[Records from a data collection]
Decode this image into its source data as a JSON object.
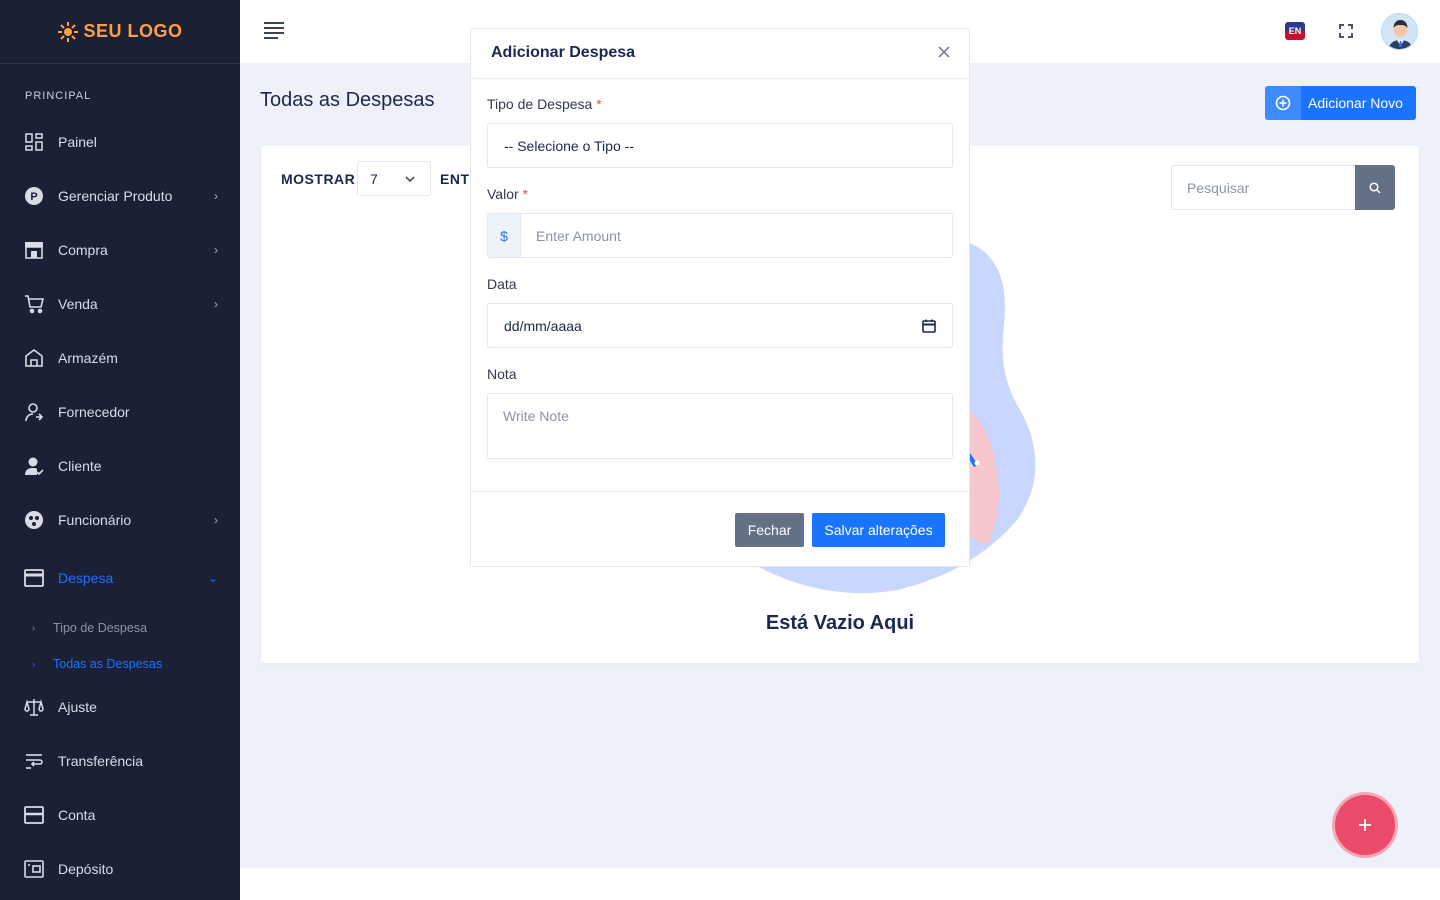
{
  "brand": {
    "logo_text": "SEU LOGO"
  },
  "sidebar": {
    "section_label": "PRINCIPAL",
    "items": [
      {
        "label": "Painel",
        "icon": "dashboard-icon",
        "has_children": false
      },
      {
        "label": "Gerenciar Produto",
        "icon": "product-icon",
        "has_children": true
      },
      {
        "label": "Compra",
        "icon": "store-icon",
        "has_children": true
      },
      {
        "label": "Venda",
        "icon": "cart-icon",
        "has_children": true
      },
      {
        "label": "Armazém",
        "icon": "warehouse-icon",
        "has_children": false
      },
      {
        "label": "Fornecedor",
        "icon": "supplier-icon",
        "has_children": false
      },
      {
        "label": "Cliente",
        "icon": "customer-icon",
        "has_children": false
      },
      {
        "label": "Funcionário",
        "icon": "employee-icon",
        "has_children": true
      },
      {
        "label": "Despesa",
        "icon": "expense-icon",
        "has_children": true,
        "active": true
      },
      {
        "label": "Ajuste",
        "icon": "adjust-icon",
        "has_children": false
      },
      {
        "label": "Transferência",
        "icon": "transfer-icon",
        "has_children": false
      },
      {
        "label": "Conta",
        "icon": "account-icon",
        "has_children": false
      },
      {
        "label": "Depósito",
        "icon": "deposit-icon",
        "has_children": false
      }
    ],
    "sub_items": [
      {
        "label": "Tipo de Despesa",
        "active": false
      },
      {
        "label": "Todas as Despesas",
        "active": true
      }
    ]
  },
  "header": {
    "language_badge": "EN"
  },
  "page": {
    "title": "Todas as Despesas",
    "add_new_label": "Adicionar Novo",
    "show_label": "MOSTRAR",
    "show_value": "7",
    "entries_label": "ENTI",
    "search_placeholder": "Pesquisar",
    "empty_text": "Está Vazio Aqui"
  },
  "modal": {
    "title": "Adicionar Despesa",
    "type_label": "Tipo de Despesa",
    "type_required_mark": "*",
    "type_value": "-- Selecione o Tipo --",
    "amount_label": "Valor",
    "amount_required_mark": "*",
    "currency_prefix": "$",
    "amount_placeholder": "Enter Amount",
    "date_label": "Data",
    "date_placeholder": "dd/mm/aaaa",
    "note_label": "Nota",
    "note_placeholder": "Write Note",
    "close_button": "Fechar",
    "save_button": "Salvar alterações"
  },
  "colors": {
    "sidebar_bg": "#1b2034",
    "accent": "#1b74ff",
    "logo": "#ff9f43",
    "fab": "#ea4b6b",
    "secondary_button": "#647086"
  }
}
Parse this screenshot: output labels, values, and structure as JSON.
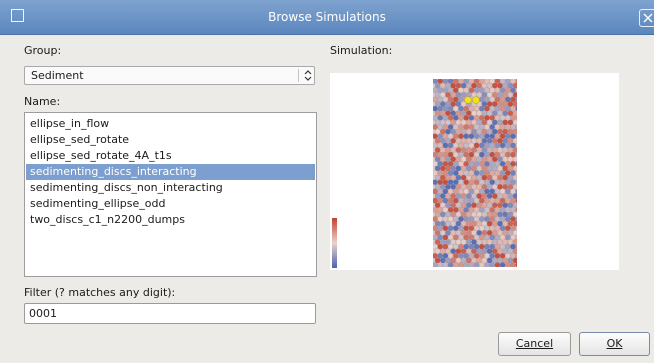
{
  "window": {
    "title": "Browse Simulations",
    "icons": {
      "window": "window-square-icon",
      "close": "close-x-icon"
    }
  },
  "group": {
    "label": "Group:",
    "selected": "Sediment",
    "arrow_icon": "updown-arrows-icon"
  },
  "name": {
    "label": "Name:",
    "items": [
      "ellipse_in_flow",
      "ellipse_sed_rotate",
      "ellipse_sed_rotate_4A_t1s",
      "sedimenting_discs_interacting",
      "sedimenting_discs_non_interacting",
      "sedimenting_ellipse_odd",
      "two_discs_c1_n2200_dumps"
    ],
    "selected_index": 3
  },
  "filter": {
    "label": "Filter (? matches any digit):",
    "value": "0001"
  },
  "simulation": {
    "label": "Simulation:",
    "colormap": {
      "high": "#c2412f",
      "mid": "#e9d2cb",
      "low": "#4a63b3"
    },
    "highlight_color": "#f2e21a"
  },
  "buttons": {
    "cancel": "Cancel",
    "ok": "OK"
  },
  "colors": {
    "titlebar": "#6c94c7",
    "selection": "#7d9fcf",
    "background": "#ecebe8"
  }
}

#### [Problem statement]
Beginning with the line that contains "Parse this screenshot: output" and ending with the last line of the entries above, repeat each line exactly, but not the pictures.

#### [Expected answer]
Parse this screenshot: output labels, values, and structure as JSON.
{
  "window": {
    "title": "Browse Simulations",
    "icons": {
      "window": "window-square-icon",
      "close": "close-x-icon"
    }
  },
  "group": {
    "label": "Group:",
    "selected": "Sediment",
    "arrow_icon": "updown-arrows-icon"
  },
  "name": {
    "label": "Name:",
    "items": [
      "ellipse_in_flow",
      "ellipse_sed_rotate",
      "ellipse_sed_rotate_4A_t1s",
      "sedimenting_discs_interacting",
      "sedimenting_discs_non_interacting",
      "sedimenting_ellipse_odd",
      "two_discs_c1_n2200_dumps"
    ],
    "selected_index": 3
  },
  "filter": {
    "label": "Filter (? matches any digit):",
    "value": "0001"
  },
  "simulation": {
    "label": "Simulation:",
    "colormap": {
      "high": "#c2412f",
      "mid": "#e9d2cb",
      "low": "#4a63b3"
    },
    "highlight_color": "#f2e21a"
  },
  "buttons": {
    "cancel": "Cancel",
    "ok": "OK"
  },
  "colors": {
    "titlebar": "#6c94c7",
    "selection": "#7d9fcf",
    "background": "#ecebe8"
  }
}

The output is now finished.